top of page

February 28, 2020


Legislation would create a statewide organics management plan to improve soil health and combat climate change

DENVER, CO– The House today passed Representatives Lisa Cutter and Meg Froelich’s legislation to create a statewide organics management plan by a vote of 39-24.

“Composting diverts waste from landfills, increases the carbon storage capacity of agricultural lands and improves soil health,” said Rep. Cutter, D-Jefferson County. “This bill is truly win-win-win. It will help us protect the Colorado way of life by helping our farmers and by providing us with the data we need to get closer to our zero waste goal.”

“Through collaborations with farmers, composters, the state and nonprofit groups, this plan will give our state the information we need to improve composting and organics management so that we can continue our work to boost soil health and address climate change,” said Rep. Froelich, D-Englewood.

HB20-1047 would establish a statewide organics management plan to study the way Colorado disposes of organic waste and encourage the use of composting as a means of carbon storage.

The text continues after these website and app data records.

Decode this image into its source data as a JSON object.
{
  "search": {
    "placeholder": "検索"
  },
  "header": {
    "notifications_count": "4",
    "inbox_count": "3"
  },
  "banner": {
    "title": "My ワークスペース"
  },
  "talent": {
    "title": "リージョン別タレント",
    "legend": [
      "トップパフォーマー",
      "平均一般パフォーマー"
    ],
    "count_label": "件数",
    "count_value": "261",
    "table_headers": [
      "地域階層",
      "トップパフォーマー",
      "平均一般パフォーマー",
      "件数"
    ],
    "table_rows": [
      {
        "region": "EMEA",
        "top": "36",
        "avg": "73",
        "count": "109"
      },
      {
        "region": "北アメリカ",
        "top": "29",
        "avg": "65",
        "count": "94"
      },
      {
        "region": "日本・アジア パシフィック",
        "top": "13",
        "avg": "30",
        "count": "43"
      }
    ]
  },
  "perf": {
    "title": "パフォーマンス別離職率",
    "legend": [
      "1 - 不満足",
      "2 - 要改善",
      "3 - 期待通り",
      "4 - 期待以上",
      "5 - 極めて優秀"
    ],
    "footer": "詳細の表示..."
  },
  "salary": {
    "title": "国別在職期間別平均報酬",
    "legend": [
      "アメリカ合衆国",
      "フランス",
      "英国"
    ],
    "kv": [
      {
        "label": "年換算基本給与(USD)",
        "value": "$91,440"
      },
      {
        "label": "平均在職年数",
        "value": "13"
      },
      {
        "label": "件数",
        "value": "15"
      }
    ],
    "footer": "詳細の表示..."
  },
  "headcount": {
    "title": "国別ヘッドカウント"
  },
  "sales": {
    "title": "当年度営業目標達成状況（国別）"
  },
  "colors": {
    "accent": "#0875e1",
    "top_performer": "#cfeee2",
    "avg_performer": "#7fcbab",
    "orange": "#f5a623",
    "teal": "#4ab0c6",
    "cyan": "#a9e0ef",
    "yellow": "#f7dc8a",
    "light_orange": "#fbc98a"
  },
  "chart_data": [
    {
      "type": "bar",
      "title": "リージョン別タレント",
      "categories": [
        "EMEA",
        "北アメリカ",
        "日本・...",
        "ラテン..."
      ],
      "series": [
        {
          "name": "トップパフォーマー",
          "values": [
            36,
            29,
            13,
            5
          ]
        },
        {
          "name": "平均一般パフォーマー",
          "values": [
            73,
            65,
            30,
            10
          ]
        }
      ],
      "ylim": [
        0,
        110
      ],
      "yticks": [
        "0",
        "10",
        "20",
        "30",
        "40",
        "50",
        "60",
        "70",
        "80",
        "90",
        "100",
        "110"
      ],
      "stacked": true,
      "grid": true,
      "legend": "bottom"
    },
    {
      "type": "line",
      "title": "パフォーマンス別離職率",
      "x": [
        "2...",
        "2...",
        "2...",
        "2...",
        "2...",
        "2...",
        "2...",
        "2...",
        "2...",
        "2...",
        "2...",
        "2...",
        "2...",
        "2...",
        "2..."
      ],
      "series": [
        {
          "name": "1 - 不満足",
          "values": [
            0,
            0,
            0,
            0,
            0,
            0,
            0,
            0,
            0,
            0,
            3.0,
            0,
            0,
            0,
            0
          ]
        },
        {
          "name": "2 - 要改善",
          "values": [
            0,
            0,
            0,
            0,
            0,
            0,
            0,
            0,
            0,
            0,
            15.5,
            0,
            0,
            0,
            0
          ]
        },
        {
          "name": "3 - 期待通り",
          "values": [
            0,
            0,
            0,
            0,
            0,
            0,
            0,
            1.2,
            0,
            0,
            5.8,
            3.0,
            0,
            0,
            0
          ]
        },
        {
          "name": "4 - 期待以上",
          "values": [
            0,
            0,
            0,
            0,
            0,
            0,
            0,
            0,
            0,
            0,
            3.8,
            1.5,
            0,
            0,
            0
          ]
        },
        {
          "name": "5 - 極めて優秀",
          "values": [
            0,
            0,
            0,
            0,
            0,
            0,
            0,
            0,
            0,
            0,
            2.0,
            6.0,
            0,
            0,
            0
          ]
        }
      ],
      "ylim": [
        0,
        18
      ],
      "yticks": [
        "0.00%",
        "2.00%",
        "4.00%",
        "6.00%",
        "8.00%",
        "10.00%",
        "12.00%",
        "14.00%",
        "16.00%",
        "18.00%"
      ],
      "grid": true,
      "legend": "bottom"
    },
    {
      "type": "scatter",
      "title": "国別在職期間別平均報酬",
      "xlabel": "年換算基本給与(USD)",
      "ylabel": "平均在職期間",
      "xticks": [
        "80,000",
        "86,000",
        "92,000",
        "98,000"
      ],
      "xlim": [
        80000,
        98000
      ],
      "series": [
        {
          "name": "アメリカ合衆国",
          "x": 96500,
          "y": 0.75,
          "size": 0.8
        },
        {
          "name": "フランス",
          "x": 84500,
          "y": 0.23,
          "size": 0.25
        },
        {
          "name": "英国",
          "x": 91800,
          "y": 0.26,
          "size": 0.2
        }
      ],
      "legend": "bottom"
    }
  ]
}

In addition to the environmental benefits, compost use could help agriculture producers improve soil health, leading to enhanced crop value and production.

If this bill is enacted, the Colorado Department of Public Health & Environment (CDPHE) would consult with a diverse set of stakeholders and submit their management plan by February 1, 2023 to the House Energy and Environment Committee, House Rural Affairs and Agriculture Committee, Senate Agriculture and Natural Resources Committee and the Senate Transportation and Energy Committee.

bottom of page